Dr. Michael Santo, Physical Therapist, Titleist Performance Institute Certified, and owner of Function Physical Therapy.
Clients ask me all the time, “Does cryotherapy really work?”
It’s a bit like asking if a plant will grow if you give it water or if the moon has lunar phases – it’s all in the science. Cryotherapy is the scientific reaction your body has when exposed to sub-zero temperatures. Think of it as the modern day ice bath or similar to applying ice packs all over your body.
Here’s how full-body cryotherapy works:
- You stand in a “chamber” and are surrounded by subzero temps (-100° to -274° F) for up to three minutes.
- Skin surface temperatures will hit about 30°F in less than a minute
- The body goes into survival mode and instead of regulating your skin. temperature, it sends blood to your vital organs causing your blood vessels to narrow.
- As your body warms up, the blood vessels re-open allowing a rush of new enriched blood into your core that’s full of nutrients and oxygen.
Typically, this process doesn’t happen in our bodies without the assist of cold temperatures.The benefit of this new blood to your body and central nerves is a great way to speed up body recovery as it aids to reduce inflammation, relieves muscle soreness and chronic pain.

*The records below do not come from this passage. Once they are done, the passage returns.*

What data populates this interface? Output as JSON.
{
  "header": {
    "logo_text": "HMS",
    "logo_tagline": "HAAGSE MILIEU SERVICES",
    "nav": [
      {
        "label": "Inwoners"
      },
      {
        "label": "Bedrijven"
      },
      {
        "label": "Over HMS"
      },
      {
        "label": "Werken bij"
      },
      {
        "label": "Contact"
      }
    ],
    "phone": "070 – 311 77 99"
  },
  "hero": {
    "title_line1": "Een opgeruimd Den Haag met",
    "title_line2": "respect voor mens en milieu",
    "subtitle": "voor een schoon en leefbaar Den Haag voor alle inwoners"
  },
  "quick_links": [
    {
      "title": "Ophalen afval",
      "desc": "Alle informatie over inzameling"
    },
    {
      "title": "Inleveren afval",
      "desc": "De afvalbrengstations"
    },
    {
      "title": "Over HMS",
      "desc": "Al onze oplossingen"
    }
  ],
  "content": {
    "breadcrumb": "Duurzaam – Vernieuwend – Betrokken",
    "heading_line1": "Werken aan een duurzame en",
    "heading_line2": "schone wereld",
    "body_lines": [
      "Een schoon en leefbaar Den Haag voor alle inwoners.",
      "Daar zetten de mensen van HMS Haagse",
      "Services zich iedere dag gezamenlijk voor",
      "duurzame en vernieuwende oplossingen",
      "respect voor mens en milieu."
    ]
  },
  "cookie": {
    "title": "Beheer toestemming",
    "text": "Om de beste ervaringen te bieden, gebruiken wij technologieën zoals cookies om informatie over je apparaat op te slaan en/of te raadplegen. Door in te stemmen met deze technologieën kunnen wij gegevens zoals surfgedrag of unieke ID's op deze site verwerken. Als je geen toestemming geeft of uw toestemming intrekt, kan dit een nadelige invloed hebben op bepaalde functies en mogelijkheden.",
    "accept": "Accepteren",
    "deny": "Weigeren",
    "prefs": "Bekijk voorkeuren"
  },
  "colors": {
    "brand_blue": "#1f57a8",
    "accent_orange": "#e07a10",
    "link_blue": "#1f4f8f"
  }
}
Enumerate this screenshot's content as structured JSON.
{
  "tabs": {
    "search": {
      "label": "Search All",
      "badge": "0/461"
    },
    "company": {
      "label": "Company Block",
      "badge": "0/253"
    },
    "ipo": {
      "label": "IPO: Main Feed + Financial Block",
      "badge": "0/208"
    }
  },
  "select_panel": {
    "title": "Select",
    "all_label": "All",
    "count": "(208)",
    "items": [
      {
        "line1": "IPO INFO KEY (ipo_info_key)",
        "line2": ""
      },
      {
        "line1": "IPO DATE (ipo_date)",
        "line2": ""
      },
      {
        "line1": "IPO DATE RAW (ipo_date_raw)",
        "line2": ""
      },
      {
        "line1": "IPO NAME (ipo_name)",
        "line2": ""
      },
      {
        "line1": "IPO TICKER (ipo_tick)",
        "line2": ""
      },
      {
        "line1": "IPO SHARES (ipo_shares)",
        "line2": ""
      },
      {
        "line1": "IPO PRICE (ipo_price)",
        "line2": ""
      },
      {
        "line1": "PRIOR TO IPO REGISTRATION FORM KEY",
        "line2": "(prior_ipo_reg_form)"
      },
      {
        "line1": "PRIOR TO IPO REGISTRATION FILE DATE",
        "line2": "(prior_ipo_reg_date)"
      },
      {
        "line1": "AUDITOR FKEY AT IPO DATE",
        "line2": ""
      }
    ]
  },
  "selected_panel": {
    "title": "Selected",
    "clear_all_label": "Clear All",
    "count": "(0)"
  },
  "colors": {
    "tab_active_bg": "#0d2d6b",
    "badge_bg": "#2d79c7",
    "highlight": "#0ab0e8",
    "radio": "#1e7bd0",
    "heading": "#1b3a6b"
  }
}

There are many additional benefits to cryotherapy, including but not limited to: cold thermogenesis (burning fat with the cold), improved sleep, enhanced immune system, and increased energy levels. Most of my clients come to me with injuries and in order to maximize performance in the long run and prevent injury, it’s important to work towards proper recovery.
As with most things, different people will have different results and you should consult a doctor before trying it.